This city was famous in antiquity, and famously had a water problem, not lukewarm water but brackish water. It was a huge city with two major theaters (one for morning one for afternoon performances depending on where the sun was) and a stadium, and it has become a huge dig, the most active ambitious dig perhaps in all of Turkey. Just reconstructing the streets in itself is an enormous task
Here for example is Syria Street heading west of course,
A lot of heavy traffic went down these streets as the ruts above prove.
The evidence of the water problem is not hard to find. There are calcified pipes, and the ancient equivalent of water filters,,,,
Here are some shots of the ‘morning theater’ i.e. the one that didn’t have the sun in the patrons’ eyes in the morning.
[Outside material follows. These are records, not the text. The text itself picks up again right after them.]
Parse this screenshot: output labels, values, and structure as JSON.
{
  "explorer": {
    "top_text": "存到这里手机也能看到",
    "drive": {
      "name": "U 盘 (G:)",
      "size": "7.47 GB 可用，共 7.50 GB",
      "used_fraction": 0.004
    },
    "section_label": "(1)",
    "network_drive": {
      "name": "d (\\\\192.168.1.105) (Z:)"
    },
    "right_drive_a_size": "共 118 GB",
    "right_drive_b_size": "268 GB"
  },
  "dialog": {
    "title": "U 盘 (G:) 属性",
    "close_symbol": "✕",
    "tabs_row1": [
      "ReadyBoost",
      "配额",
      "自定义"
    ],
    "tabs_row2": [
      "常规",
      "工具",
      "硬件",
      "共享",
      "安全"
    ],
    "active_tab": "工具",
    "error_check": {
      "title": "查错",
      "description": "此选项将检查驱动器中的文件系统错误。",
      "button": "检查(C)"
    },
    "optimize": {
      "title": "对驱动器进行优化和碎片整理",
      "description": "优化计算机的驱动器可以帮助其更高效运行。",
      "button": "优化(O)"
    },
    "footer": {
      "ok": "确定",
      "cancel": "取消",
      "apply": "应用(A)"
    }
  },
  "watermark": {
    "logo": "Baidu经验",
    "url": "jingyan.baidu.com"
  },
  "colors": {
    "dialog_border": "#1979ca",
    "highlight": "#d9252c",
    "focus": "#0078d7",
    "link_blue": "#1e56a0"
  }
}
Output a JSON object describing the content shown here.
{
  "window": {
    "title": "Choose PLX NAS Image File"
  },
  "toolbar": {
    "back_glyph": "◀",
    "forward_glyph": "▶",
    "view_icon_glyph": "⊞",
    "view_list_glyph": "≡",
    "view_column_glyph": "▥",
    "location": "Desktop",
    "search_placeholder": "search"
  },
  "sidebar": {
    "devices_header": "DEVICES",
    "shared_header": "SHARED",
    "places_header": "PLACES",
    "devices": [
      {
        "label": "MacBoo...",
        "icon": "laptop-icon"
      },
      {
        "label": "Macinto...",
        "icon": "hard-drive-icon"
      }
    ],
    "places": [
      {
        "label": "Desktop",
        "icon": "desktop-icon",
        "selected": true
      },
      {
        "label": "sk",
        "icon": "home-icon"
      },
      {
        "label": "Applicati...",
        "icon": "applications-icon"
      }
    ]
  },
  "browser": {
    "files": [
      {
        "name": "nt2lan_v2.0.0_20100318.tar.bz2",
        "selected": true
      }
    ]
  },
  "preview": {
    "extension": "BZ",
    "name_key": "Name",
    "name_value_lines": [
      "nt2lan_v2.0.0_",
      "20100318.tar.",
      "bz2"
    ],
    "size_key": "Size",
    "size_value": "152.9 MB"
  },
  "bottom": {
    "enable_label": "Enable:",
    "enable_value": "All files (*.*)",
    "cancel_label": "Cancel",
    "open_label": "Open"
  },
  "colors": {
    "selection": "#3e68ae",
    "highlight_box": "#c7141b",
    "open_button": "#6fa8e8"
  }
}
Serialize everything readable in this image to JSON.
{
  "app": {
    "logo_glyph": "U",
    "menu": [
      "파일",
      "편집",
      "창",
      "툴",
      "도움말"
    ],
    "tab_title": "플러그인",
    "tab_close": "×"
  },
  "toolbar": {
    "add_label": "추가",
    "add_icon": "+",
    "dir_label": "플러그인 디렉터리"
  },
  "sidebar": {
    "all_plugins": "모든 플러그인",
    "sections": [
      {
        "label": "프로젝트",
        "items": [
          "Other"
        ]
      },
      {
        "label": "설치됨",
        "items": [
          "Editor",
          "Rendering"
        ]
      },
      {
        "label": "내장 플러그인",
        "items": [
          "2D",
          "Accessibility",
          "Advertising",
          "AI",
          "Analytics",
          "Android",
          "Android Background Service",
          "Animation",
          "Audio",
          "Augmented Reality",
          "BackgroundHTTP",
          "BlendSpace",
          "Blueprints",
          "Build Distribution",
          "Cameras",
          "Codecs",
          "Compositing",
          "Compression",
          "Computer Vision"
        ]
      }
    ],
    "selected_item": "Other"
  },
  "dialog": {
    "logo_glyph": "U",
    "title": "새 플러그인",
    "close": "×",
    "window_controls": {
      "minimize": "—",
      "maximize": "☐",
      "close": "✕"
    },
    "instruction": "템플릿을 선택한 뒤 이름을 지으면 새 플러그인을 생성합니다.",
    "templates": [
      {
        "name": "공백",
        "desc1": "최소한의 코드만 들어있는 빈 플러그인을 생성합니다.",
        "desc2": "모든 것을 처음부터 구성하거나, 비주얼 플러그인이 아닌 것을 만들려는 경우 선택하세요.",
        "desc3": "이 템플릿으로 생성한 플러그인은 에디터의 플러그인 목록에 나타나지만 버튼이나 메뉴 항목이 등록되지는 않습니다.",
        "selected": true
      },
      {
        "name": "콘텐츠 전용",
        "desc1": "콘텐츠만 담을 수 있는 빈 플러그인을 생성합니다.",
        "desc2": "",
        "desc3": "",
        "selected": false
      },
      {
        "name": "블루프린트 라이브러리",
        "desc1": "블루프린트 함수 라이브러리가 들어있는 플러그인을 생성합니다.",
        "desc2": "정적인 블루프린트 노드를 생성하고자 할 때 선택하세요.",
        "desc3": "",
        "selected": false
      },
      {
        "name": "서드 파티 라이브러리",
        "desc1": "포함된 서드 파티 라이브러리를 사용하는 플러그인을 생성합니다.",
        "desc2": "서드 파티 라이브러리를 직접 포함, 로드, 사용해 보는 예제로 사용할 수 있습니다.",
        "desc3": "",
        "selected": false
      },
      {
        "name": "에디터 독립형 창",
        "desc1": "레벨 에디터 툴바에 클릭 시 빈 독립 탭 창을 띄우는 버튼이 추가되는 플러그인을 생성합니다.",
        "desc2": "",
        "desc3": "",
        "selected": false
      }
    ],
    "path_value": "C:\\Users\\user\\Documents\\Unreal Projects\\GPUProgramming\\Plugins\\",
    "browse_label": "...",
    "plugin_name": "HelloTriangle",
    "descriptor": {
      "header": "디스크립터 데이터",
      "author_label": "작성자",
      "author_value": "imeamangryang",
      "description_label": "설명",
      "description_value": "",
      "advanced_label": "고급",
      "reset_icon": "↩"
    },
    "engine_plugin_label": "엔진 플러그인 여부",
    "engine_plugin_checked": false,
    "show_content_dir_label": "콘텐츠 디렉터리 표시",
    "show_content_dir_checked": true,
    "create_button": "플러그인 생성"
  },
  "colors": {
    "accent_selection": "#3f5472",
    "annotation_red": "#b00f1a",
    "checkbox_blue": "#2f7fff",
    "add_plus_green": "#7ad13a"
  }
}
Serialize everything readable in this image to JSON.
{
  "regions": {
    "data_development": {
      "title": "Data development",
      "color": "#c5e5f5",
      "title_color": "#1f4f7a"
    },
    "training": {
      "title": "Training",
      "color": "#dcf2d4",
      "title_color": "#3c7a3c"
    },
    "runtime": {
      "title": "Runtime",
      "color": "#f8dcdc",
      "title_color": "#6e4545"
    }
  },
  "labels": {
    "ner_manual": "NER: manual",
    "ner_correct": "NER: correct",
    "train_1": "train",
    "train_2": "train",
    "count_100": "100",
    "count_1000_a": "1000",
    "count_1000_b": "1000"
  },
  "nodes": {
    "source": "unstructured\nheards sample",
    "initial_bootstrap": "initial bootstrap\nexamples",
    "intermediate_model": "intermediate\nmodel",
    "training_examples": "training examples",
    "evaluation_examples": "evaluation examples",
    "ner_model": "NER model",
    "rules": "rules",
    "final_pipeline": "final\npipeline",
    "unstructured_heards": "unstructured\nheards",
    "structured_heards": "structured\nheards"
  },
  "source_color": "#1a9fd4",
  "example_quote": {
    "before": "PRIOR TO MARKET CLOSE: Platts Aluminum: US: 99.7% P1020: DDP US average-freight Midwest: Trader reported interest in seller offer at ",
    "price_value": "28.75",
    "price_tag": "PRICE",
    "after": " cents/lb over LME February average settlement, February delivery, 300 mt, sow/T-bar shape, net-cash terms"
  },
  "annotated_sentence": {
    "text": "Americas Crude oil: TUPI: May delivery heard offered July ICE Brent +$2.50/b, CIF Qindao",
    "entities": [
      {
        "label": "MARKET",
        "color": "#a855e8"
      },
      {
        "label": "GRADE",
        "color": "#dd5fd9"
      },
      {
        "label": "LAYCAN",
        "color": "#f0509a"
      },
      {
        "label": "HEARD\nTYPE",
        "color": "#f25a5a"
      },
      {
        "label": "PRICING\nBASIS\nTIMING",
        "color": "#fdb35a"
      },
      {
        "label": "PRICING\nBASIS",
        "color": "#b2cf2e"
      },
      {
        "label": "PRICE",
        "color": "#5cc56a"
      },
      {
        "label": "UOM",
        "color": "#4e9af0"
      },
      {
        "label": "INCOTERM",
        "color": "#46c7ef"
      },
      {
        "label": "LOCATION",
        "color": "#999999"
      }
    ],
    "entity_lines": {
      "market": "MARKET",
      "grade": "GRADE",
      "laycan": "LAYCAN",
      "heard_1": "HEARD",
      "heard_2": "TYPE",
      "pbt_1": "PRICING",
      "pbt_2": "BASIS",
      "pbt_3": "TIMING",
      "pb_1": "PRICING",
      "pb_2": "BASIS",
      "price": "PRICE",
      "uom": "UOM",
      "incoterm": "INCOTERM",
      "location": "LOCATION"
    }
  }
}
The street plan here seems to be the classic Hypodamus plan of streets intersecting at right angles and main streets going basically in the direction of the four points of the compass. Here are several of the streets thus far unearthed in the recent excavations…
This dig is an inspirational story as it is largely the heart project of a local archaeologist from Denizli, who’s city agreed to support his efforts to real excavate this site which had lain dormant for so long. The results have been spectacular. You can see the ancient city coming back to life, and another nice feature is that they realize many Christians come here, so they are also re-erecting some of the Byzantine buildings and evidence of later Christian presence.
Here is a picture of a mosaic inscription that mentions one Polycarp, proto-deacon.
Columns, courts, basilicas, churches are going up everywhere!
There are still a lot of pieces of the puzzle to put together, but soon Laodicea will nearly rival Ephesus as an impressive reconstructed city of the Biblical era….